"Iran must provide objective guarantees that its nuclear program is for solely peaceful purposes,” he said.
He added that the EU was consulting with other countries including the US, Russia, China, India and South Africa "about the next steps".
"The world is watching"
British Europe minister
On 24 November the board of the IAEA is scheduled to meet on calls to refer Tehran to the UN Security Council for possible sanctions over its nuclear programme.
Iran had notified the IAEA in late October that it intended to process a new batch of uranium but no date was given.
Enriched uranium can be used as fuel for a civilian nuclear
reactor or as atom bomb material.
Accused by several Western governments of running a covert atomic weapons programme, Iran froze all work at Isfahan late last year under a deal with France, Britain and Germany.
Resuming work at the plant has
sparked calls for sanctions
But it resumed work at the plant in August after the election of hardline president Mahmoud Ahmadinejad.
That prompted the EU's three biggest powers – France, Germany and the UK - to suspend talks with the Islamic republic over its atomic project.
Iran covered up a uranium enrichment programme for 18 years until 2003, drawing Western accusations that it has sought to build nuclear weapons.
The government in Tehran has repeatedly said the aim of its nuclear research is purely for peaceful power generation purposes.
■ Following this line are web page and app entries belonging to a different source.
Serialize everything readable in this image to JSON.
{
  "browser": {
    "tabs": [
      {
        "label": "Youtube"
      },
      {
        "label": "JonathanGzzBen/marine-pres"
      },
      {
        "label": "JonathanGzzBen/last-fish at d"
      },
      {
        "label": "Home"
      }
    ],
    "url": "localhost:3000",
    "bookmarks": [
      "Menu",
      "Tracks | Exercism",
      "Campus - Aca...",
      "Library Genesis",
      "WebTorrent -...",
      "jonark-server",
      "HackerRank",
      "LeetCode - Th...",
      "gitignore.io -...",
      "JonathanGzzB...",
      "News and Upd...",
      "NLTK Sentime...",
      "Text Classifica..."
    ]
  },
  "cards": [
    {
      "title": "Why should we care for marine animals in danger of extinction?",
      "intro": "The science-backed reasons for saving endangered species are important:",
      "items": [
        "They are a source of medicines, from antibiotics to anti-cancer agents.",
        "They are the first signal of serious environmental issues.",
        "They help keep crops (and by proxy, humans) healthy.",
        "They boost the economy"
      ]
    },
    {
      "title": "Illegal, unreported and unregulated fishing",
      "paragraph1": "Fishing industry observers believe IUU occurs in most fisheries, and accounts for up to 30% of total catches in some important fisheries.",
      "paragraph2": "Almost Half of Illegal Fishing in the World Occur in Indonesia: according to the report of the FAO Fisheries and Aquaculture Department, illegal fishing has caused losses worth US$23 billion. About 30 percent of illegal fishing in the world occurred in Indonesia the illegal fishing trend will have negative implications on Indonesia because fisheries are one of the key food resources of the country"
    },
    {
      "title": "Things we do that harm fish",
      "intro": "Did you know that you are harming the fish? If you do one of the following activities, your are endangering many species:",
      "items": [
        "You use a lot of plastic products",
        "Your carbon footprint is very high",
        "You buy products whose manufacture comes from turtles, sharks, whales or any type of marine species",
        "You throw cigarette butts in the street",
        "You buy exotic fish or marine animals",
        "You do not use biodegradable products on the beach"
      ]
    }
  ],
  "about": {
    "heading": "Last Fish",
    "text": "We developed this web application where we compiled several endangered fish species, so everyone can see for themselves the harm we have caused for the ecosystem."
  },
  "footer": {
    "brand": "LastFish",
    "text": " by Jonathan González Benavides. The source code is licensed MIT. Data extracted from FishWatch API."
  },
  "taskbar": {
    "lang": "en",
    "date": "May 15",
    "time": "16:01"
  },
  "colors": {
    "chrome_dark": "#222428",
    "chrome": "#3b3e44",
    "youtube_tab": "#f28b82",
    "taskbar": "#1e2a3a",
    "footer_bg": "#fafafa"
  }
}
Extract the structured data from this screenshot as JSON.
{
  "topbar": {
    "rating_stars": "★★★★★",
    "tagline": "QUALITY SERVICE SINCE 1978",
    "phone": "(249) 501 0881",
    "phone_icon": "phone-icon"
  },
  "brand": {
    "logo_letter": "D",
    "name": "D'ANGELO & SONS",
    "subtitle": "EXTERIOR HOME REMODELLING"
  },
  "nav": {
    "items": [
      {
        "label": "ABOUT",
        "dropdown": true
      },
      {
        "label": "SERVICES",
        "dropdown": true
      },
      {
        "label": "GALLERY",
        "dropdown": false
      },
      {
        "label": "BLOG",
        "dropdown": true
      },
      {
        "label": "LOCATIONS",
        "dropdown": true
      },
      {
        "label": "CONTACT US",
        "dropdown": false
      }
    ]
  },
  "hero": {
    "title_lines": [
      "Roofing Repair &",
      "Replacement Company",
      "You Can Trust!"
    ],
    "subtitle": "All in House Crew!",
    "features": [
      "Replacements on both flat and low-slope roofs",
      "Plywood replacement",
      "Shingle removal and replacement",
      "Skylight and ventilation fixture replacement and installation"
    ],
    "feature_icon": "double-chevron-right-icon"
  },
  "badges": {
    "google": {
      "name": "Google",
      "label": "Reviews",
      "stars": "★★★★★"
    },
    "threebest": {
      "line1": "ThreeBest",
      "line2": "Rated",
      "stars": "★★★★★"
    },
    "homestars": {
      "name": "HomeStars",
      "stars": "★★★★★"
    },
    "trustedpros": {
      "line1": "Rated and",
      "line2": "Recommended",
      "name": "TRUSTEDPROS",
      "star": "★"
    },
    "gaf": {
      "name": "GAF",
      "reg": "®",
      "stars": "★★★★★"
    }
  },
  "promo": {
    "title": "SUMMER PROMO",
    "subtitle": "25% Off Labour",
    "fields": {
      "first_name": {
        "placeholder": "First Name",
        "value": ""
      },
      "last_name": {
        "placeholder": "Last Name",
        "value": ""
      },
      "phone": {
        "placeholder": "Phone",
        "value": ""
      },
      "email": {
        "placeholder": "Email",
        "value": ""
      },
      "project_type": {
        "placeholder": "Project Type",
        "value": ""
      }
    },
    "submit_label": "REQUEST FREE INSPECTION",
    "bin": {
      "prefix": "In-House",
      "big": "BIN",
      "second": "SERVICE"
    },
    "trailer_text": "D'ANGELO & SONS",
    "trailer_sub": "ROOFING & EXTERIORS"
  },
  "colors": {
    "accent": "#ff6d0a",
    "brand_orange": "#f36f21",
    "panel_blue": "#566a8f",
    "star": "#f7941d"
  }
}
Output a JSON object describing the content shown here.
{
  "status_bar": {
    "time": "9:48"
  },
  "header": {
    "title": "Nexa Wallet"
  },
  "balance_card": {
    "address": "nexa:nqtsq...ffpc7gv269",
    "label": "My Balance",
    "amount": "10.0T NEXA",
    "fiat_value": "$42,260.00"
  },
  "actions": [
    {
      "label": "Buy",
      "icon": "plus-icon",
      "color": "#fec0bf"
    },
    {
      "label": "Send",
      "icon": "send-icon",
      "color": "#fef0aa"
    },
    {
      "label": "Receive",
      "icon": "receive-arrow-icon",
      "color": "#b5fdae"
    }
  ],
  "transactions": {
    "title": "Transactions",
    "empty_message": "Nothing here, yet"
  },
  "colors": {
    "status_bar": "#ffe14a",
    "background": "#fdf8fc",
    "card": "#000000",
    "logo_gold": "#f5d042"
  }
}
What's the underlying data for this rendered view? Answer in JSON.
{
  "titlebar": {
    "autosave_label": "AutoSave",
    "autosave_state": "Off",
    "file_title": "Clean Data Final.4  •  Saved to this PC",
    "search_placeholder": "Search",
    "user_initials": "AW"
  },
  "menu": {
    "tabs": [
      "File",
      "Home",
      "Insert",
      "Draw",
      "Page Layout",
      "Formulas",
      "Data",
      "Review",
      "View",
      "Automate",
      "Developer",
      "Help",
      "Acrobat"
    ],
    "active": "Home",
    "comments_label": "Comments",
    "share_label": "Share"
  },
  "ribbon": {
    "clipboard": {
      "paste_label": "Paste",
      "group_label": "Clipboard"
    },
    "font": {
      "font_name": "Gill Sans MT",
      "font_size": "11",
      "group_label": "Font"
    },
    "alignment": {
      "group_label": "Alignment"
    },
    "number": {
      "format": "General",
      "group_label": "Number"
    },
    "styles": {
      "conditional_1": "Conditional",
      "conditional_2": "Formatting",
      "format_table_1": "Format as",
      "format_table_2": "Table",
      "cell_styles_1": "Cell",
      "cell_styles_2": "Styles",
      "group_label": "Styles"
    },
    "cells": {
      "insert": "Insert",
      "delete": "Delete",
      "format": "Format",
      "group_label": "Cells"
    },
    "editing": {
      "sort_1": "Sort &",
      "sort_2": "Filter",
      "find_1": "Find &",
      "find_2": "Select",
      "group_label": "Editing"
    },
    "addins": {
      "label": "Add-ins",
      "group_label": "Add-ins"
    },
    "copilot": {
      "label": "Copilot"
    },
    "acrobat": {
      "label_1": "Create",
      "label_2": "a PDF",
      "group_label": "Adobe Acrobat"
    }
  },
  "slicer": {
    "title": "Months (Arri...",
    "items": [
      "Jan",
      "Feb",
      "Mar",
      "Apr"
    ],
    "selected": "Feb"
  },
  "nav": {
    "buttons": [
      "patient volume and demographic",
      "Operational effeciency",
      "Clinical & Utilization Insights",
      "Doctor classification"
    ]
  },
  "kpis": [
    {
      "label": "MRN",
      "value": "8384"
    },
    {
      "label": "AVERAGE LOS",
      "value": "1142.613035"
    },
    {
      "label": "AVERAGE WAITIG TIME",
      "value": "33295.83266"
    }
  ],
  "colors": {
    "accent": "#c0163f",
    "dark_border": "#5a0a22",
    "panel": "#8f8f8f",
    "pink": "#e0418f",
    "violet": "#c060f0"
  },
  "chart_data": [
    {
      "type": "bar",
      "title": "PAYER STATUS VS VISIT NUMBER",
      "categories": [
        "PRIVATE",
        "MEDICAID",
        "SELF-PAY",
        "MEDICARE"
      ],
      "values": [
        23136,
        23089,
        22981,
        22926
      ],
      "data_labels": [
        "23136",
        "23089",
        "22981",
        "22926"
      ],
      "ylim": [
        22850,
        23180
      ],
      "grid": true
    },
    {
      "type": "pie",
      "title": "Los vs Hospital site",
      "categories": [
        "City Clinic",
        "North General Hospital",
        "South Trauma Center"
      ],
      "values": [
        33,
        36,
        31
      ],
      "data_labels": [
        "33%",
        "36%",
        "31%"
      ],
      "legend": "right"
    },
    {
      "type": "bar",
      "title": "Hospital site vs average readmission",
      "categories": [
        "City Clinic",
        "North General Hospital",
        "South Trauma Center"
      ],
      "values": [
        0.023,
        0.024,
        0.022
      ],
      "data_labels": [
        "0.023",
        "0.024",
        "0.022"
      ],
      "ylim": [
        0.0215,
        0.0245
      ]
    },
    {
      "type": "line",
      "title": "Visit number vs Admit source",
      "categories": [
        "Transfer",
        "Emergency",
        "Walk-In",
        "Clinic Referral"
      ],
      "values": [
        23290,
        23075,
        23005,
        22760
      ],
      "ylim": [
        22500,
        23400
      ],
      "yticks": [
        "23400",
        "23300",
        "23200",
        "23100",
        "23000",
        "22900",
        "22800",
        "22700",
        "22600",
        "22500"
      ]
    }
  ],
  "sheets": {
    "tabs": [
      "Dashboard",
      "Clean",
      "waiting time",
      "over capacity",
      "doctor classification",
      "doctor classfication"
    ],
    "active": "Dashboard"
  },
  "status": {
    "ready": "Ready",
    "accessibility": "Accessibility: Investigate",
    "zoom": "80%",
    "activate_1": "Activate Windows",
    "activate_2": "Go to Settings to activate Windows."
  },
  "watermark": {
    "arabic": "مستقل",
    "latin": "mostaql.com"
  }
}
IAEA chief Mohamed ElBaradei is to hand out a fresh report on inquiries into Iran's nuclear programme to the agency's 35 member states on Friday, setting the stage for next week's meeting.